_Exercise input_
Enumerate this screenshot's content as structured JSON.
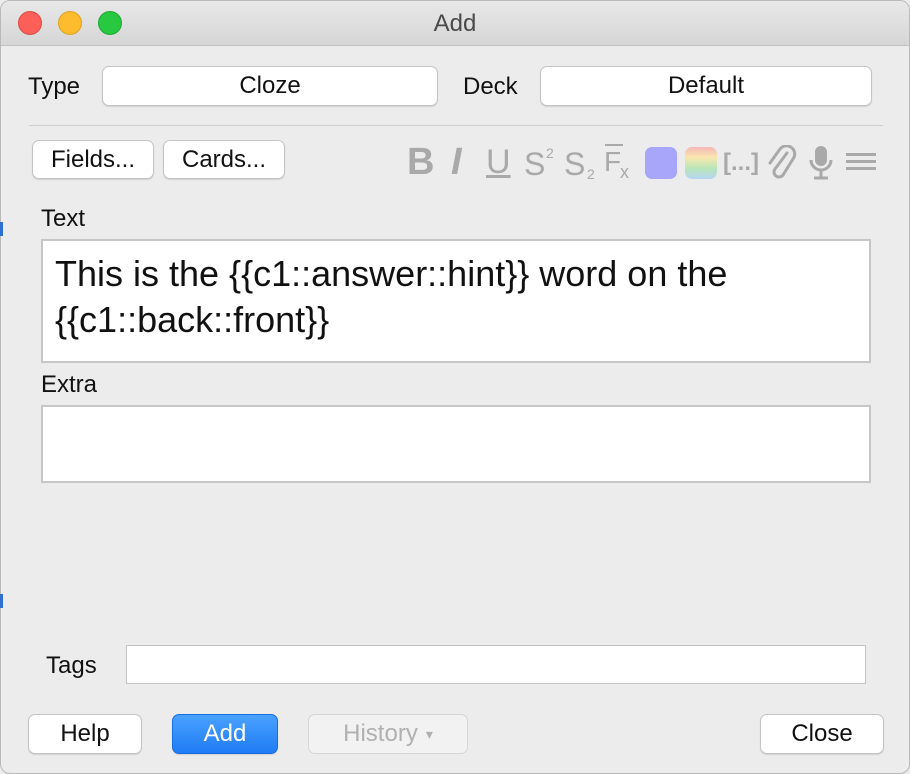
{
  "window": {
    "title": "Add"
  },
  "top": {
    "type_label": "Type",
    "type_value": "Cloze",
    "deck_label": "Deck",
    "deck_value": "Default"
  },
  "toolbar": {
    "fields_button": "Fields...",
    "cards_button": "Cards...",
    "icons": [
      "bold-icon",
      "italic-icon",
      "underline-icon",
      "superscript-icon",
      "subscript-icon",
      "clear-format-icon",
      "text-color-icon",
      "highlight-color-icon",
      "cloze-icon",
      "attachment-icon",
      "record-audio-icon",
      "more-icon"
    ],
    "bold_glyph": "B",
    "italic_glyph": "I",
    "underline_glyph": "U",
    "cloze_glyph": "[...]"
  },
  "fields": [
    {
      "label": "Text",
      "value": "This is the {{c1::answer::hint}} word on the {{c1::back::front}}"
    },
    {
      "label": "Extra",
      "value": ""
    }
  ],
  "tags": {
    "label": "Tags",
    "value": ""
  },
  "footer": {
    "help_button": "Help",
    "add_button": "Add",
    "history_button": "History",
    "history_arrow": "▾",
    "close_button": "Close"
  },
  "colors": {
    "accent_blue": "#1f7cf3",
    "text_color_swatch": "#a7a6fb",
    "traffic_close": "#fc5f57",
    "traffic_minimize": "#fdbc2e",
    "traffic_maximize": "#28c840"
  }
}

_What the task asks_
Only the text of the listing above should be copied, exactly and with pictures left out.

_Solution to the exercise_
Enumerate this screenshot's content as structured JSON.
{
  "window": {
    "title": "Add"
  },
  "top": {
    "type_label": "Type",
    "type_value": "Cloze",
    "deck_label": "Deck",
    "deck_value": "Default"
  },
  "toolbar": {
    "fields_button": "Fields...",
    "cards_button": "Cards...",
    "icons": [
      "bold-icon",
      "italic-icon",
      "underline-icon",
      "superscript-icon",
      "subscript-icon",
      "clear-format-icon",
      "text-color-icon",
      "highlight-color-icon",
      "cloze-icon",
      "attachment-icon",
      "record-audio-icon",
      "more-icon"
    ],
    "bold_glyph": "B",
    "italic_glyph": "I",
    "underline_glyph": "U",
    "cloze_glyph": "[...]"
  },
  "fields": [
    {
      "label": "Text",
      "value": "This is the {{c1::answer::hint}} word on the {{c1::back::front}}"
    },
    {
      "label": "Extra",
      "value": ""
    }
  ],
  "tags": {
    "label": "Tags",
    "value": ""
  },
  "footer": {
    "help_button": "Help",
    "add_button": "Add",
    "history_button": "History",
    "history_arrow": "▾",
    "close_button": "Close"
  },
  "colors": {
    "accent_blue": "#1f7cf3",
    "text_color_swatch": "#a7a6fb",
    "traffic_close": "#fc5f57",
    "traffic_minimize": "#fdbc2e",
    "traffic_maximize": "#28c840"
  }
}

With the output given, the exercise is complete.